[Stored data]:
........

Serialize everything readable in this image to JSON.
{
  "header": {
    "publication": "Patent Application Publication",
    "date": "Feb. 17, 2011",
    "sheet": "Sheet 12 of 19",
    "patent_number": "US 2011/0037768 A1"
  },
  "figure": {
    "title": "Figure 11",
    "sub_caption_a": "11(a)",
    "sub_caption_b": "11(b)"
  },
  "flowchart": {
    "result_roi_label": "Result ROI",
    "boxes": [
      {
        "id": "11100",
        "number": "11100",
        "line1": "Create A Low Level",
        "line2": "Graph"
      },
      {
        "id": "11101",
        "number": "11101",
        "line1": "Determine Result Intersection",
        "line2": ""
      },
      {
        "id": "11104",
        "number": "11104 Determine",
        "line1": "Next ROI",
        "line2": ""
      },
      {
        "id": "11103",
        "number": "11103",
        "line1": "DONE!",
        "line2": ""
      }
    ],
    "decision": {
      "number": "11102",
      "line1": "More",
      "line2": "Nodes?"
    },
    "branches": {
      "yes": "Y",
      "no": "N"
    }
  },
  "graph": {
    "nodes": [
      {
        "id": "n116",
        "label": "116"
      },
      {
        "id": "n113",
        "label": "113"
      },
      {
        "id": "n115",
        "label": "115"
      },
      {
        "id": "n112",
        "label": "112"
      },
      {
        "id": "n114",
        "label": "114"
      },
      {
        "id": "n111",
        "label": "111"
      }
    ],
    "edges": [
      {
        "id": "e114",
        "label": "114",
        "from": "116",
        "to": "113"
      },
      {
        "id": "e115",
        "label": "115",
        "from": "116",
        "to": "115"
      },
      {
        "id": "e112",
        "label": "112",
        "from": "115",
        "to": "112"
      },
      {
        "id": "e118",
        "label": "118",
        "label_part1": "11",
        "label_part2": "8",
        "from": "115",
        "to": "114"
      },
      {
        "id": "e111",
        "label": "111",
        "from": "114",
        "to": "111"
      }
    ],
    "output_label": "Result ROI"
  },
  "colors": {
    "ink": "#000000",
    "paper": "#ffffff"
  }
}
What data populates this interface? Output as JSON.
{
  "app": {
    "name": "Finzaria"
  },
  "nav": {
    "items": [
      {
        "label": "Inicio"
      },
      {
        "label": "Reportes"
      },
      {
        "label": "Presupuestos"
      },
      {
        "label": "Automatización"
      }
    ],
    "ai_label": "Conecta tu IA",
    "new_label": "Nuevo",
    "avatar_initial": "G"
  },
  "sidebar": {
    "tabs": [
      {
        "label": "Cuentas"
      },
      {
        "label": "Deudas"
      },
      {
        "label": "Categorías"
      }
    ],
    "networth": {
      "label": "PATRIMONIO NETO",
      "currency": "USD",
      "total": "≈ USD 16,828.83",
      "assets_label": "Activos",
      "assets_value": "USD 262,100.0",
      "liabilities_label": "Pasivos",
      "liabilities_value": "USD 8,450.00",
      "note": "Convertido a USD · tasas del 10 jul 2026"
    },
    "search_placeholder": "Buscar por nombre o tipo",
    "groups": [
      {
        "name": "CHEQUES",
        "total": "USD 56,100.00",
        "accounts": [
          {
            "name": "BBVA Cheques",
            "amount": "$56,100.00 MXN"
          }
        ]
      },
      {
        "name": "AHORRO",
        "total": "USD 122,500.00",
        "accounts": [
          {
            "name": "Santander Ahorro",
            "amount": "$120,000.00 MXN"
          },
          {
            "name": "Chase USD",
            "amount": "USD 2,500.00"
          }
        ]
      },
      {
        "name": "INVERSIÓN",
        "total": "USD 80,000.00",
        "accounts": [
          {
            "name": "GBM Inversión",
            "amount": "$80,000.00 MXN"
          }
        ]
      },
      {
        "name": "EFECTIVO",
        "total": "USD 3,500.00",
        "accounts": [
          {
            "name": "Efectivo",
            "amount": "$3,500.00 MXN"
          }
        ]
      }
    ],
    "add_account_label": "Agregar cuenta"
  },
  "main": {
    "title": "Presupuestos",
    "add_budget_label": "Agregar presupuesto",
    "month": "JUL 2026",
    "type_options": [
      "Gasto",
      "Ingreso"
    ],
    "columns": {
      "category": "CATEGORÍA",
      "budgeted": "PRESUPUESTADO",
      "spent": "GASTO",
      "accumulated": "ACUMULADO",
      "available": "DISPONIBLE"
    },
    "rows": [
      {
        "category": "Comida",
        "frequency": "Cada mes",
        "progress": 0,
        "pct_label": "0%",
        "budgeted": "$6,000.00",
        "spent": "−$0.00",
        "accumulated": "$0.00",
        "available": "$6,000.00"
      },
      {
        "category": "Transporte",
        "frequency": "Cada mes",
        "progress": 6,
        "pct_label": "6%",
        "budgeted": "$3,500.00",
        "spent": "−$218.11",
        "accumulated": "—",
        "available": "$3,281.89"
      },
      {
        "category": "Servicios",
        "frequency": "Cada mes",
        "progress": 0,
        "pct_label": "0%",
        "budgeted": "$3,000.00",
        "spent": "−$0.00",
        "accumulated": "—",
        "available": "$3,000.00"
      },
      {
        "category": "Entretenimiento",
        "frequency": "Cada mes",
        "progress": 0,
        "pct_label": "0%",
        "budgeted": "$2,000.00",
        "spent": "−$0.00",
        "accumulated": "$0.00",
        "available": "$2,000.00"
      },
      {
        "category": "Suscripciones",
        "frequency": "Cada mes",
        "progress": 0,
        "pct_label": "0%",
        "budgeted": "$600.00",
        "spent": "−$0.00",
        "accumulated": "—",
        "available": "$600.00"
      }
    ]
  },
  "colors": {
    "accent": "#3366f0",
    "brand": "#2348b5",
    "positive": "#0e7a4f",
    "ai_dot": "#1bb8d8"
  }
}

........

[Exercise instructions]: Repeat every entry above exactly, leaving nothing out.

[Your solution]:
Serialize everything readable in this image to JSON.
{
  "header": {
    "publication": "Patent Application Publication",
    "date": "Feb. 17, 2011",
    "sheet": "Sheet 12 of 19",
    "patent_number": "US 2011/0037768 A1"
  },
  "figure": {
    "title": "Figure 11",
    "sub_caption_a": "11(a)",
    "sub_caption_b": "11(b)"
  },
  "flowchart": {
    "result_roi_label": "Result ROI",
    "boxes": [
      {
        "id": "11100",
        "number": "11100",
        "line1": "Create A Low Level",
        "line2": "Graph"
      },
      {
        "id": "11101",
        "number": "11101",
        "line1": "Determine Result Intersection",
        "line2": ""
      },
      {
        "id": "11104",
        "number": "11104 Determine",
        "line1": "Next ROI",
        "line2": ""
      },
      {
        "id": "11103",
        "number": "11103",
        "line1": "DONE!",
        "line2": ""
      }
    ],
    "decision": {
      "number": "11102",
      "line1": "More",
      "line2": "Nodes?"
    },
    "branches": {
      "yes": "Y",
      "no": "N"
    }
  },
  "graph": {
    "nodes": [
      {
        "id": "n116",
        "label": "116"
      },
      {
        "id": "n113",
        "label": "113"
      },
      {
        "id": "n115",
        "label": "115"
      },
      {
        "id": "n112",
        "label": "112"
      },
      {
        "id": "n114",
        "label": "114"
      },
      {
        "id": "n111",
        "label": "111"
      }
    ],
    "edges": [
      {
        "id": "e114",
        "label": "114",
        "from": "116",
        "to": "113"
      },
      {
        "id": "e115",
        "label": "115",
        "from": "116",
        "to": "115"
      },
      {
        "id": "e112",
        "label": "112",
        "from": "115",
        "to": "112"
      },
      {
        "id": "e118",
        "label": "118",
        "label_part1": "11",
        "label_part2": "8",
        "from": "115",
        "to": "114"
      },
      {
        "id": "e111",
        "label": "111",
        "from": "114",
        "to": "111"
      }
    ],
    "output_label": "Result ROI"
  },
  "colors": {
    "ink": "#000000",
    "paper": "#ffffff"
  }
}
What data populates this interface? Output as JSON.
{
  "app": {
    "name": "Finzaria"
  },
  "nav": {
    "items": [
      {
        "label": "Inicio"
      },
      {
        "label": "Reportes"
      },
      {
        "label": "Presupuestos"
      },
      {
        "label": "Automatización"
      }
    ],
    "ai_label": "Conecta tu IA",
    "new_label": "Nuevo",
    "avatar_initial": "G"
  },
  "sidebar": {
    "tabs": [
      {
        "label": "Cuentas"
      },
      {
        "label": "Deudas"
      },
      {
        "label": "Categorías"
      }
    ],
    "networth": {
      "label": "PATRIMONIO NETO",
      "currency": "USD",
      "total": "≈ USD 16,828.83",
      "assets_label": "Activos",
      "assets_value": "USD 262,100.0",
      "liabilities_label": "Pasivos",
      "liabilities_value": "USD 8,450.00",
      "note": "Convertido a USD · tasas del 10 jul 2026"
    },
    "search_placeholder": "Buscar por nombre o tipo",
    "groups": [
      {
        "name": "CHEQUES",
        "total": "USD 56,100.00",
        "accounts": [
          {
            "name": "BBVA Cheques",
            "amount": "$56,100.00 MXN"
          }
        ]
      },
      {
        "name": "AHORRO",
        "total": "USD 122,500.00",
        "accounts": [
          {
            "name": "Santander Ahorro",
            "amount": "$120,000.00 MXN"
          },
          {
            "name": "Chase USD",
            "amount": "USD 2,500.00"
          }
        ]
      },
      {
        "name": "INVERSIÓN",
        "total": "USD 80,000.00",
        "accounts": [
          {
            "name": "GBM Inversión",
            "amount": "$80,000.00 MXN"
          }
        ]
      },
      {
        "name": "EFECTIVO",
        "total": "USD 3,500.00",
        "accounts": [
          {
            "name": "Efectivo",
            "amount": "$3,500.00 MXN"
          }
        ]
      }
    ],
    "add_account_label": "Agregar cuenta"
  },
  "main": {
    "title": "Presupuestos",
    "add_budget_label": "Agregar presupuesto",
    "month": "JUL 2026",
    "type_options": [
      "Gasto",
      "Ingreso"
    ],
    "columns": {
      "category": "CATEGORÍA",
      "budgeted": "PRESUPUESTADO",
      "spent": "GASTO",
      "accumulated": "ACUMULADO",
      "available": "DISPONIBLE"
    },
    "rows": [
      {
        "category": "Comida",
        "frequency": "Cada mes",
        "progress": 0,
        "pct_label": "0%",
        "budgeted": "$6,000.00",
        "spent": "−$0.00",
        "accumulated": "$0.00",
        "available": "$6,000.00"
      },
      {
        "category": "Transporte",
        "frequency": "Cada mes",
        "progress": 6,
        "pct_label": "6%",
        "budgeted": "$3,500.00",
        "spent": "−$218.11",
        "accumulated": "—",
        "available": "$3,281.89"
      },
      {
        "category": "Servicios",
        "frequency": "Cada mes",
        "progress": 0,
        "pct_label": "0%",
        "budgeted": "$3,000.00",
        "spent": "−$0.00",
        "accumulated": "—",
        "available": "$3,000.00"
      },
      {
        "category": "Entretenimiento",
        "frequency": "Cada mes",
        "progress": 0,
        "pct_label": "0%",
        "budgeted": "$2,000.00",
        "spent": "−$0.00",
        "accumulated": "$0.00",
        "available": "$2,000.00"
      },
      {
        "category": "Suscripciones",
        "frequency": "Cada mes",
        "progress": 0,
        "pct_label": "0%",
        "budgeted": "$600.00",
        "spent": "−$0.00",
        "accumulated": "—",
        "available": "$600.00"
      }
    ]
  },
  "colors": {
    "accent": "#3366f0",
    "brand": "#2348b5",
    "positive": "#0e7a4f",
    "ai_dot": "#1bb8d8"
  }
}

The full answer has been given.